--- Problem requirements ---
Using the data below, return all lines in which "label" appears.

━━━━━ Input data

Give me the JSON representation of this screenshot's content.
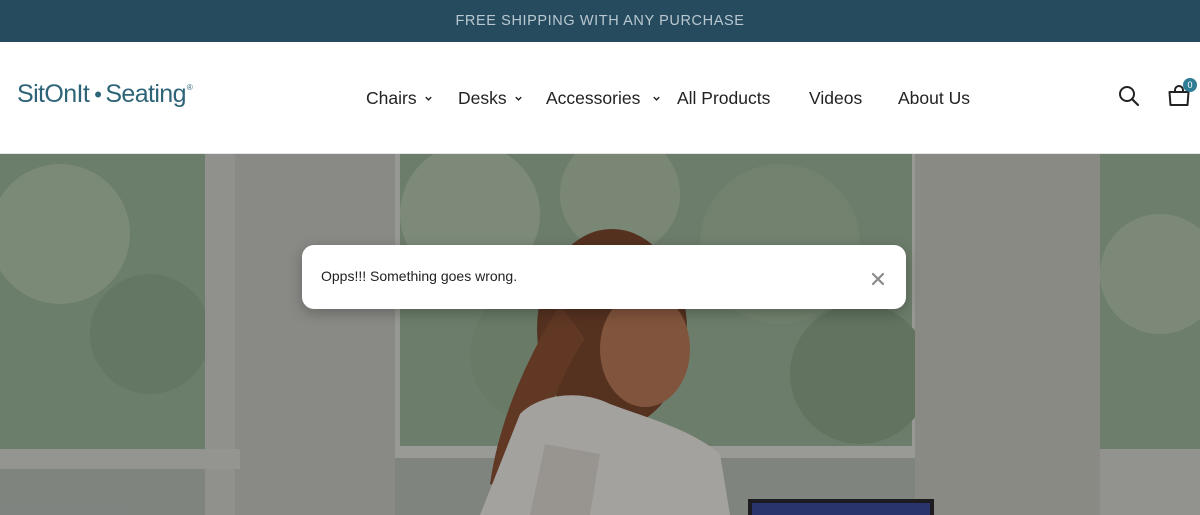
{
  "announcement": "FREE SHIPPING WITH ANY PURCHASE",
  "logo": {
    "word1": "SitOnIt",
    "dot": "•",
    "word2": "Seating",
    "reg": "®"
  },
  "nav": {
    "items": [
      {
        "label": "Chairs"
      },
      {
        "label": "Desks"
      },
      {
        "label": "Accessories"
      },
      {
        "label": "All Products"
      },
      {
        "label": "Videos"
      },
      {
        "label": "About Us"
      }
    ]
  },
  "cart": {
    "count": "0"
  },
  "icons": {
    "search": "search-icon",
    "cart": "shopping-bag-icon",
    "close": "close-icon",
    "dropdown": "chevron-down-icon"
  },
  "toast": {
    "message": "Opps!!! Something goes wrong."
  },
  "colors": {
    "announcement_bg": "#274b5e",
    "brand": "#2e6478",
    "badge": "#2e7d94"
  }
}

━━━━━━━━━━

--- Task solution ---
        "label": "Chairs"
        "label": "Desks"
        "label": "Accessories"
        "label": "All Products"
        "label": "Videos"
        "label": "About Us"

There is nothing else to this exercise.